*”Significant water (and sewer) disposal savings, retaining the 12,000 to 38,000 gallons of water a typical U.S. home wastes annually waiting for hot water. Some fast-growing counties are making the installation of hot water recirculation pumps mandatory for all new construction projects.”* 

Guys, that’s *typical* US homeowner. Does a *typical* homeowner have a tankless water heater? Probably not. If the typical Joe Schmoe is wasting upwards of 38,000 gallons a year with a regular hot water tank, it makes me shudder to think what I’m wasting. If all of this information is true, it should come MANDATORY. Period.

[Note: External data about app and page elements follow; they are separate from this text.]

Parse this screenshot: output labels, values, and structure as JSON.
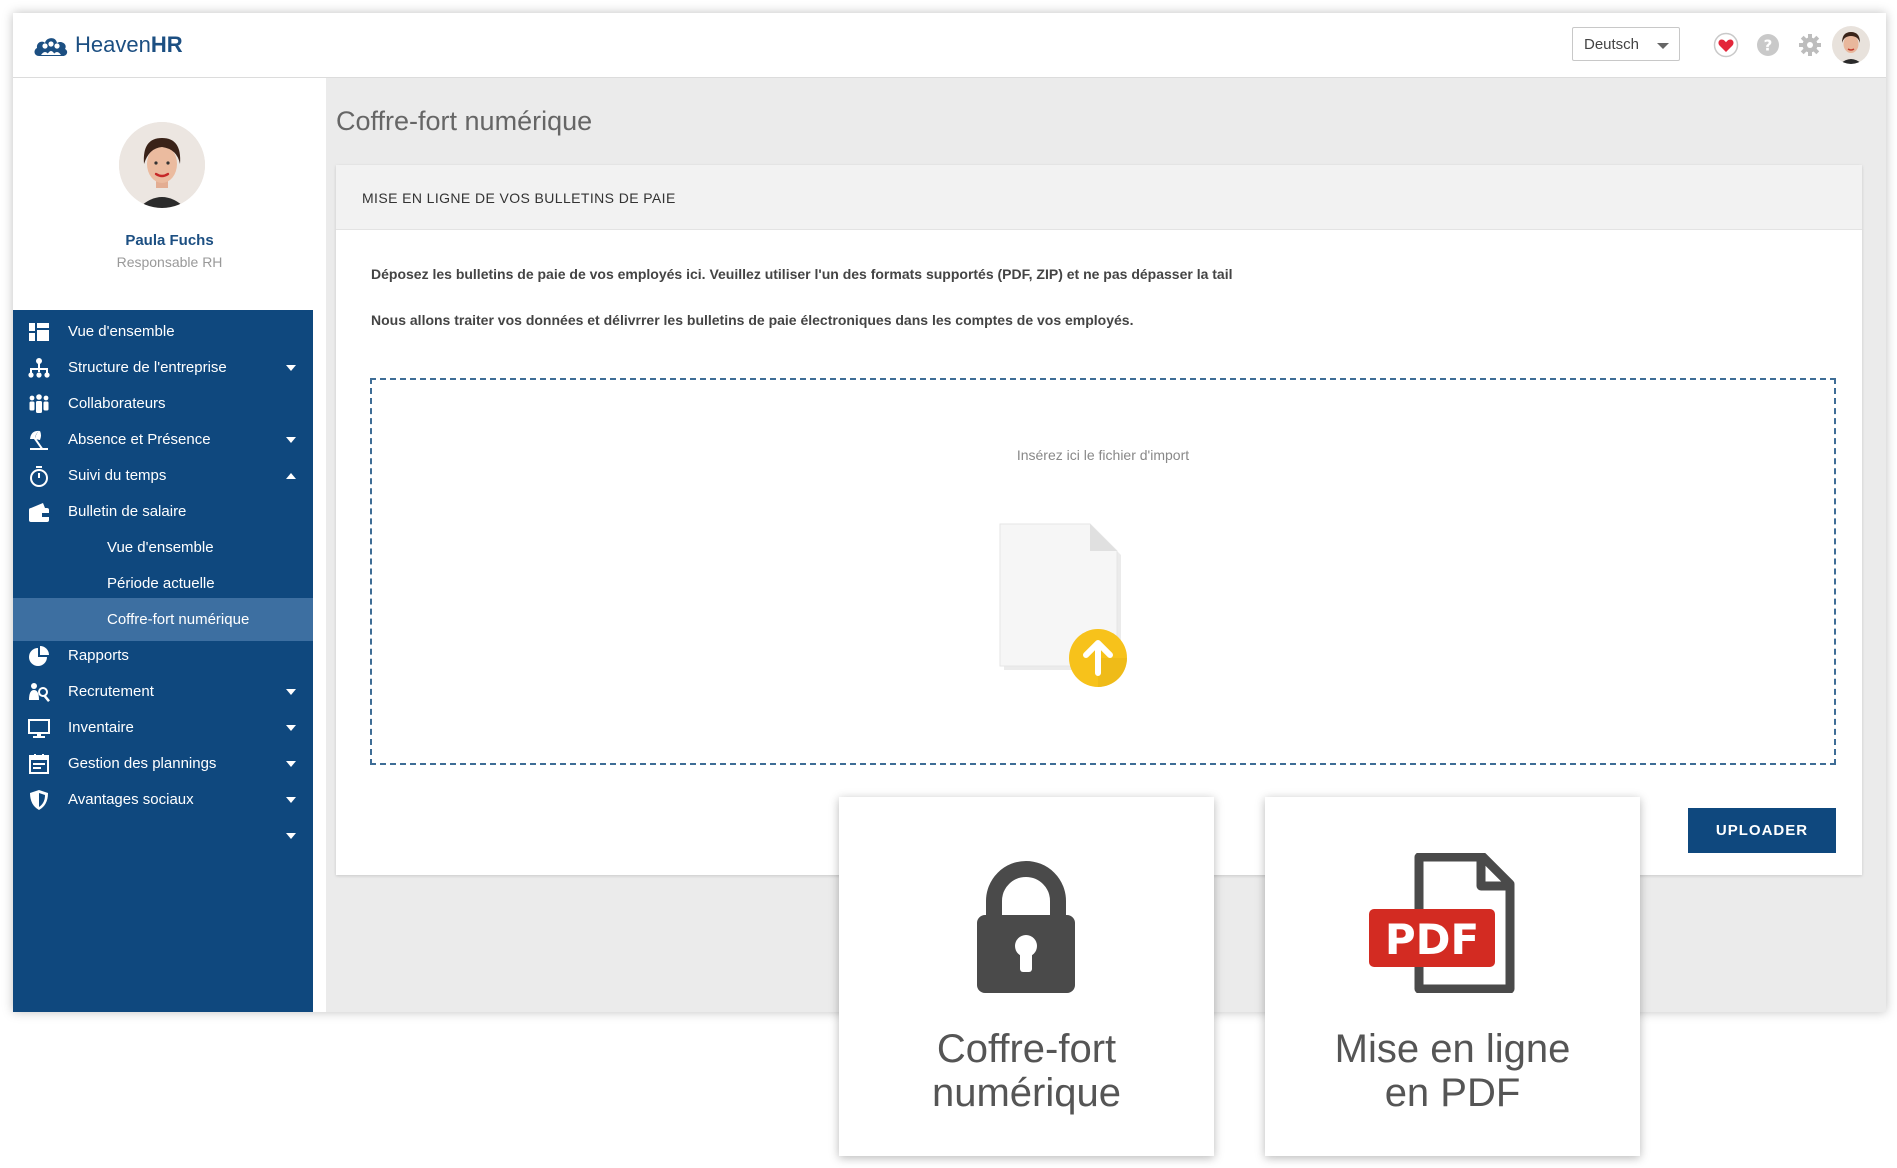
{
  "header": {
    "logo_prefix": "Heaven",
    "logo_suffix": "HR",
    "language": "Deutsch"
  },
  "profile": {
    "name": "Paula Fuchs",
    "role": "Responsable RH"
  },
  "nav": [
    {
      "label": "Vue d'ensemble",
      "icon": "dashboard-icon"
    },
    {
      "label": "Structure de l'entreprise",
      "icon": "org-chart-icon"
    },
    {
      "label": "Collaborateurs",
      "icon": "people-icon"
    },
    {
      "label": "Absence et Présence",
      "icon": "beach-umbrella-icon"
    },
    {
      "label": "Suivi du temps",
      "icon": "stopwatch-icon"
    },
    {
      "label": "Bulletin de salaire",
      "icon": "wallet-icon"
    },
    {
      "label": "Vue d'ensemble"
    },
    {
      "label": "Période actuelle"
    },
    {
      "label": "Coffre-fort numérique"
    },
    {
      "label": "Rapports",
      "icon": "pie-chart-icon"
    },
    {
      "label": "Recrutement",
      "icon": "recruitment-icon"
    },
    {
      "label": "Inventaire",
      "icon": "monitor-icon"
    },
    {
      "label": "Gestion des plannings",
      "icon": "calendar-icon"
    },
    {
      "label": "Avantages sociaux",
      "icon": "shield-icon"
    }
  ],
  "main": {
    "page_title": "Coffre-fort numérique",
    "panel_title": "MISE EN LIGNE DE VOS BULLETINS DE PAIE",
    "paragraph_1": "Déposez les bulletins de paie de vos employés ici. Veuillez utiliser l'un des formats supportés (PDF, ZIP) et ne pas dépasser la tail",
    "paragraph_2": "Nous allons traiter vos données et délivrrer les bulletins de paie électroniques dans les comptes de vos employés.",
    "dropzone_text": "Insérez ici le fichier d'import",
    "upload_button": "UPLOADER"
  },
  "cards": [
    {
      "line1": "Coffre-fort",
      "line2": "numérique",
      "icon": "lock-icon"
    },
    {
      "line1": "Mise en ligne",
      "line2": "en PDF",
      "icon": "pdf-file-icon",
      "badge": "PDF"
    }
  ],
  "colors": {
    "brand": "#0f487e",
    "active_nav": "#3d6fa1",
    "pdf_red": "#d32b22",
    "upload_yellow": "#f7c21b",
    "heart_red": "#e3263a"
  }
}
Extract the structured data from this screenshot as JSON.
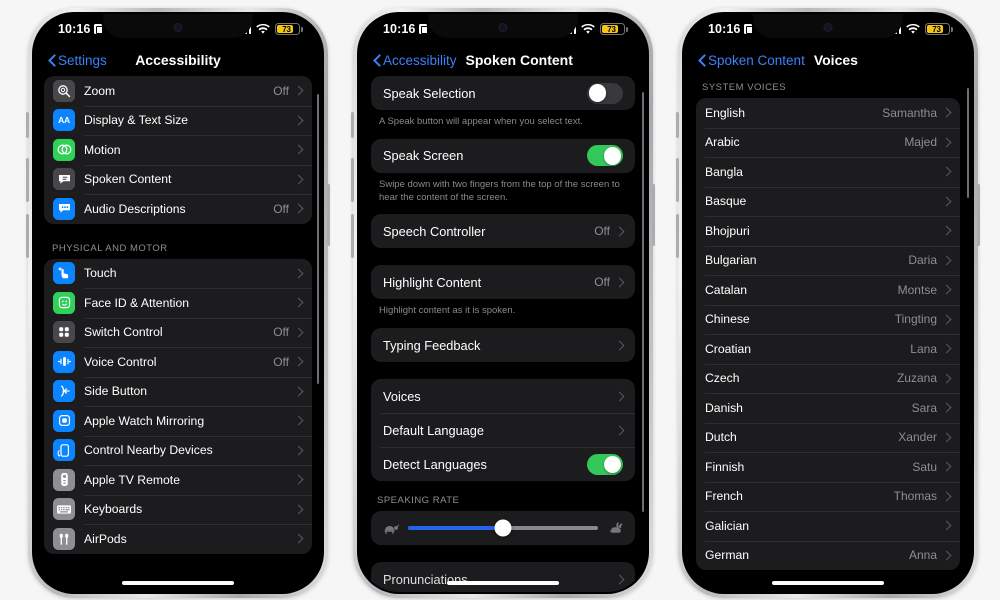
{
  "statusbar": {
    "time": "10:16",
    "battery_percent": "73",
    "lock_icon": "lock-portrait-icon",
    "cellular_icon": "cellular-bars-icon",
    "wifi_icon": "wifi-icon",
    "battery_icon": "battery-low-power-icon"
  },
  "phone1": {
    "nav": {
      "back_label": "Settings",
      "title": "Accessibility"
    },
    "groups": [
      {
        "header": "",
        "rows": [
          {
            "label": "Zoom",
            "value": "Off",
            "icon": "zoom-magnifier-icon",
            "icon_color": "#48484a",
            "chevron": true
          },
          {
            "label": "Display & Text Size",
            "value": "",
            "icon": "display-text-size-icon",
            "icon_color": "#0a84ff",
            "chevron": true
          },
          {
            "label": "Motion",
            "value": "",
            "icon": "motion-icon",
            "icon_color": "#30d158",
            "chevron": true
          },
          {
            "label": "Spoken Content",
            "value": "",
            "icon": "spoken-content-icon",
            "icon_color": "#48484a",
            "chevron": true
          },
          {
            "label": "Audio Descriptions",
            "value": "Off",
            "icon": "audio-descriptions-icon",
            "icon_color": "#0a84ff",
            "chevron": true
          }
        ]
      },
      {
        "header": "PHYSICAL AND MOTOR",
        "rows": [
          {
            "label": "Touch",
            "value": "",
            "icon": "touch-hand-icon",
            "icon_color": "#0a84ff",
            "chevron": true
          },
          {
            "label": "Face ID & Attention",
            "value": "",
            "icon": "face-id-icon",
            "icon_color": "#30d158",
            "chevron": true
          },
          {
            "label": "Switch Control",
            "value": "Off",
            "icon": "switch-control-icon",
            "icon_color": "#48484a",
            "chevron": true
          },
          {
            "label": "Voice Control",
            "value": "Off",
            "icon": "voice-control-icon",
            "icon_color": "#0a84ff",
            "chevron": true
          },
          {
            "label": "Side Button",
            "value": "",
            "icon": "side-button-icon",
            "icon_color": "#0a84ff",
            "chevron": true
          },
          {
            "label": "Apple Watch Mirroring",
            "value": "",
            "icon": "apple-watch-mirroring-icon",
            "icon_color": "#0a84ff",
            "chevron": true
          },
          {
            "label": "Control Nearby Devices",
            "value": "",
            "icon": "control-nearby-devices-icon",
            "icon_color": "#0a84ff",
            "chevron": true
          },
          {
            "label": "Apple TV Remote",
            "value": "",
            "icon": "apple-tv-remote-icon",
            "icon_color": "#8e8e93",
            "chevron": true
          },
          {
            "label": "Keyboards",
            "value": "",
            "icon": "keyboard-icon",
            "icon_color": "#8e8e93",
            "chevron": true
          },
          {
            "label": "AirPods",
            "value": "",
            "icon": "airpods-icon",
            "icon_color": "#8e8e93",
            "chevron": true
          }
        ]
      }
    ]
  },
  "phone2": {
    "nav": {
      "back_label": "Accessibility",
      "title": "Spoken Content"
    },
    "speak_selection": {
      "label": "Speak Selection",
      "toggle_on": false,
      "footnote": "A Speak button will appear when you select text."
    },
    "speak_screen": {
      "label": "Speak Screen",
      "toggle_on": true,
      "footnote": "Swipe down with two fingers from the top of the screen to hear the content of the screen."
    },
    "speech_controller": {
      "label": "Speech Controller",
      "value": "Off"
    },
    "highlight_content": {
      "label": "Highlight Content",
      "value": "Off",
      "footnote": "Highlight content as it is spoken."
    },
    "typing_feedback": {
      "label": "Typing Feedback",
      "value": ""
    },
    "voices_group": [
      {
        "label": "Voices",
        "value": "",
        "type": "chevron"
      },
      {
        "label": "Default Language",
        "value": "",
        "type": "chevron"
      },
      {
        "label": "Detect Languages",
        "value": "",
        "type": "toggle",
        "toggle_on": true
      }
    ],
    "speaking_rate": {
      "header": "SPEAKING RATE",
      "min_icon": "tortoise-icon",
      "max_icon": "hare-icon",
      "value_percent": 50
    },
    "pronunciations": {
      "label": "Pronunciations"
    }
  },
  "phone3": {
    "nav": {
      "back_label": "Spoken Content",
      "title": "Voices"
    },
    "section_header": "SYSTEM VOICES",
    "voices": [
      {
        "language": "English",
        "voice": "Samantha"
      },
      {
        "language": "Arabic",
        "voice": "Majed"
      },
      {
        "language": "Bangla",
        "voice": ""
      },
      {
        "language": "Basque",
        "voice": ""
      },
      {
        "language": "Bhojpuri",
        "voice": ""
      },
      {
        "language": "Bulgarian",
        "voice": "Daria"
      },
      {
        "language": "Catalan",
        "voice": "Montse"
      },
      {
        "language": "Chinese",
        "voice": "Tingting"
      },
      {
        "language": "Croatian",
        "voice": "Lana"
      },
      {
        "language": "Czech",
        "voice": "Zuzana"
      },
      {
        "language": "Danish",
        "voice": "Sara"
      },
      {
        "language": "Dutch",
        "voice": "Xander"
      },
      {
        "language": "Finnish",
        "voice": "Satu"
      },
      {
        "language": "French",
        "voice": "Thomas"
      },
      {
        "language": "Galician",
        "voice": ""
      },
      {
        "language": "German",
        "voice": "Anna"
      }
    ]
  },
  "colors": {
    "background": "#f6f6f6",
    "screen_bg": "#000000",
    "group_bg": "#1c1c1e",
    "accent_blue": "#3b82f6",
    "toggle_on_green": "#34c759",
    "slider_blue": "#2563eb",
    "secondary_text": "#8e8e93",
    "battery_yellow": "#f5c518"
  }
}
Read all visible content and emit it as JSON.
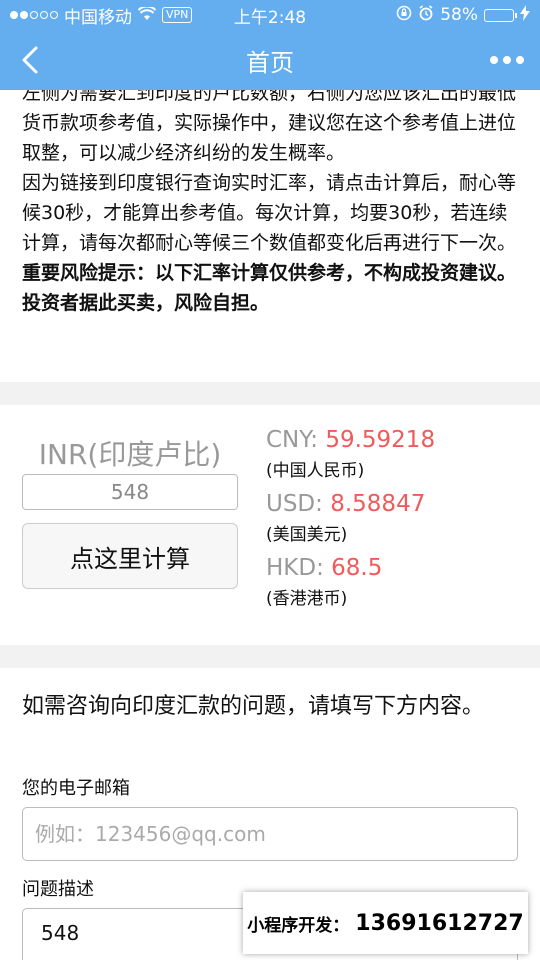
{
  "status_bar": {
    "carrier": "中国移动",
    "vpn": "VPN",
    "time": "上午2:48",
    "battery": "58%",
    "battery_level": 0.58
  },
  "nav": {
    "title": "首页",
    "back_icon": "chevron-left-icon",
    "more_icon": "more-dots-icon"
  },
  "intro": {
    "paragraph1": "左侧为需要汇到印度的卢比数额，右侧为您应该汇出的最低货币款项参考值，实际操作中，建议您在这个参考值上进位取整，可以减少经济纠纷的发生概率。",
    "paragraph2": "因为链接到印度银行查询实时汇率，请点击计算后，耐心等候30秒，才能算出参考值。每次计算，均要30秒，若连续计算，请每次都耐心等候三个数值都变化后再进行下一次。",
    "warning": "重要风险提示：以下汇率计算仅供参考，不构成投资建议。投资者据此买卖，风险自担。"
  },
  "calculator": {
    "inr_label": "INR(印度卢比)",
    "inr_value": "548",
    "button_label": "点这里计算",
    "rates": [
      {
        "code": "CNY: ",
        "value": "59.59218",
        "name": "(中国人民币)"
      },
      {
        "code": "USD: ",
        "value": "8.58847",
        "name": "(美国美元)"
      },
      {
        "code": "HKD: ",
        "value": "68.5",
        "name": "(香港港币)"
      }
    ]
  },
  "form": {
    "title": "如需咨询向印度汇款的问题，请填写下方内容。",
    "email_label": "您的电子邮箱",
    "email_placeholder": "例如：123456@qq.com",
    "desc_label": "问题描述",
    "desc_value": "548"
  },
  "promo": {
    "label": "小程序开发：",
    "phone": "13691612727"
  },
  "colors": {
    "accent": "#64aef0",
    "rate_value": "#f05a5a"
  }
}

New construction or not. 

If I had to do it again, I’d buy a bigger heater and wrap that sucker in insulation.”

Do you have a tankless water heater?  Are you considering it?


And Then There Was One

This post is brought to you by the man of the house, John.  
Let’s give him a warm, Elephant Buffet welcome!  

With a deathly level of seriousness, Carol tells me she has something to confess. 

“I did something stupid today, and it’s been killing me trying to figure out how to tell you,” she says.  She takes a deep breath, “I drywalled your levels into the bulkheads above the cabinet today.”

I laugh, relieved it’s something so small, but then a little detail nags my attention.  “Wait.  My lev-ELS?” I ask.  “Not just my level?”

“No,” she replies, “There’s two of them up there.  But not your good one.  That’s still in the garage.”

I let it sink in; my trio of levels had turned into a solo act with one stroke of a putty knife.  And though my “good one” was more expensive, it wouldn’t have won the Sophie’s choice of levels, had that scenario ever been raised.  A little voice tells me to look on the bright side.  It could be worse.  All three of my levels could be stuck above the cabinet, forever silently ensuring the alignment of that one wall.

I look up at the bulkhead, considering the necessary search-and-rescue.  Nothing short of a hole in the drywall would do.  And after all her work, I’m just not prepared to ask Carol for that.

So.  There is not one, but two levels up in the bulkhead above the cabinets.  Adding to the stories which makes the house a little more “ours”.